Please notify FDA in writing, within fifteen working days of receipt of this letter, of the specific steps you have taken to correct these violations. Include an explanation of each step being taken to prevent the recurrence of violations, as well as copies of related documentation. If you believe that your products are not in violation of the FD&C Act, include your reasoning and any supporting information for our consideration. If you cannot complete corrective action within fifteen working days, state the reason for the delay and the time within which you will complete the correction.
Your response should be sent to U.S. Food and Drug Administration, CDER/OC/Office of Unapproved Drugs and Labeling Compliance by email to FDAADVISORY@fda.hhs.gov.
Office of Unapproved Drugs and Labeling Compliance
Center for Drug Evaluation and Research
Food and Drug Administration
Ann M. Oxenham
Office of Compliance
Center for Food Safety and Applied Nutrition
Food and Drug Administration

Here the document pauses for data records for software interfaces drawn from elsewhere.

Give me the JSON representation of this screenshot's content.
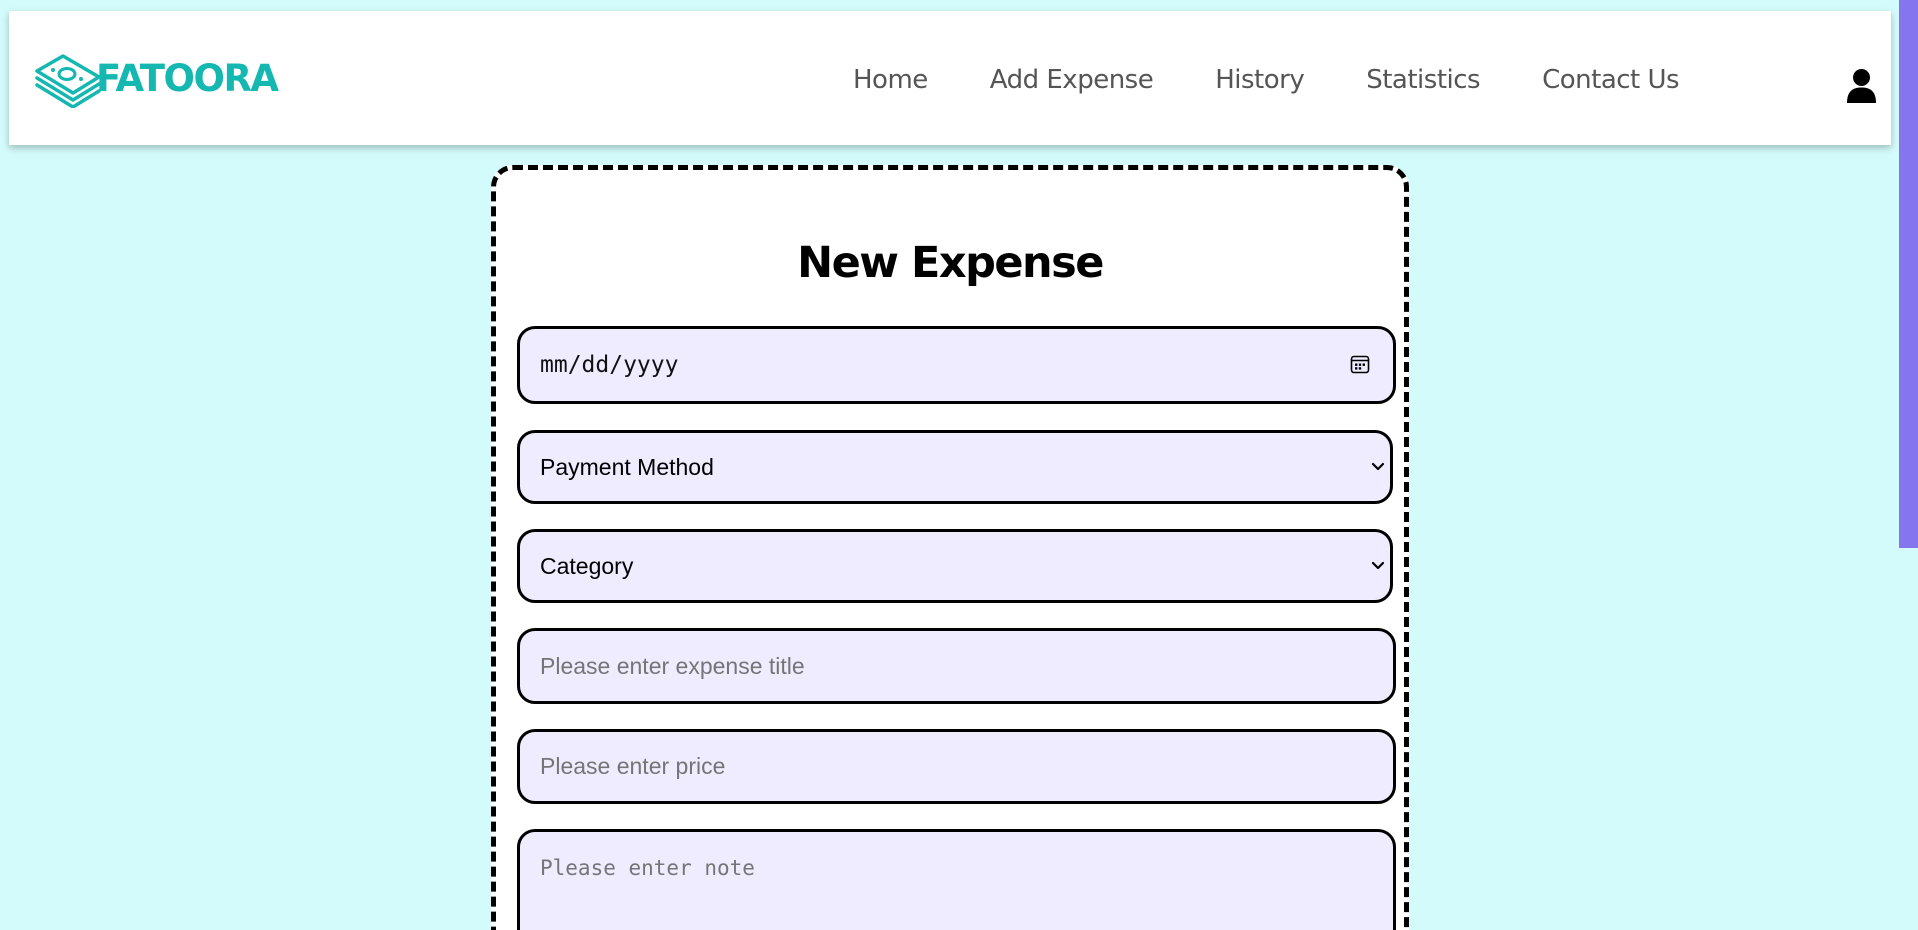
{
  "brand": {
    "name": "FATOORA",
    "color": "#15b7b1"
  },
  "nav": {
    "items": [
      {
        "label": "Home"
      },
      {
        "label": "Add Expense"
      },
      {
        "label": "History"
      },
      {
        "label": "Statistics"
      },
      {
        "label": "Contact Us"
      }
    ],
    "user_icon": "user-icon"
  },
  "form": {
    "title": "New Expense",
    "date_placeholder": "mm/dd/yyyy",
    "payment_method": {
      "selected": "Payment Method"
    },
    "category": {
      "selected": "Category"
    },
    "title_placeholder": "Please enter expense title",
    "price_placeholder": "Please enter price",
    "note_placeholder": "Please enter note"
  },
  "colors": {
    "background": "#d4fbfb",
    "field_fill": "#f0ecff",
    "accent": "#8575ee"
  }
}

1 Your websites www.thriftmasterholdings.com and https://apelindx.com redirect consumers to your website www.cedarcreekdistributors.com to purchase your products.
2 On January 31, 2020, the Department of Health and Human Services (HHS) issued a declaration of a public health emergency related to COVID-19 and mobilized the Operating Divisions of HHS. Secretary of Health and Human Services, Determination that a Public Health Emergency Exists (originally issued Jan. 31, 2020, and subsequently renewed), available at https://www.phe.gov/emergency/news/healthactions/phe/Pages/default.aspx. In addition, on March 13, 2020, there was a Presidential declaration of a national emergency in response to COVID-19. Proclamation on Declaring a National Emergency Concerning the Novel Coronavirus Disease (COVID-19) Outbreak (Mar. 13, 2020), available at https://trumpwhitehouse.archives.gov/presidential-actions/proclamation-declaring-national-emergency-concerning-novel-coronavirus-disease-covid-19-outbreak/.
3 CBD is the active ingredient in the approved drug product Epidiolex. Furthermore, the existence of substantial clinical investigations regarding CBD has been made public. For example, two such substantial clinical investigations include GW Pharmaceuticals’ investigations regarding Sativex and Epidiolex. (See GW Pharmaceuticals Receives Investigational New Drug (IND) from FDA for Phase 2/3 Clinical Trial of Epidiolex in the Treatment of Dravet Syndrome). FDA considers a substance to be “authorized for investigation as a new drug” if it is the subject of an Investigational New Drug application (IND) that has gone into effect. Under 21 CFR 312.2, unless a clinical investigation meets the limited criteria in that regulation, an IND is required for all clinical investigations of products that are subject to section 505 of the FD&C Act.
4 Under section 201(s) of the FD&C Act, 21 U.S.C. 321(s), the following types of substances are excluded from the food additive definition: (1) pesticide chemical residues in or on a raw agricultural commodity or processed food, (2) pesticide chemicals, (3) color additives, (4) substances used in accordance with a “prior sanction” (i.e., a sanction or approval granted prior to the enactment of the Food Additives Amendment of 1958 under the FD&C Act, the Poultry Products Inspection Act, or the Meat Inspection Act), (5) new animal drugs, and (6) dietary ingredients in or intended for use in a dietary supplement.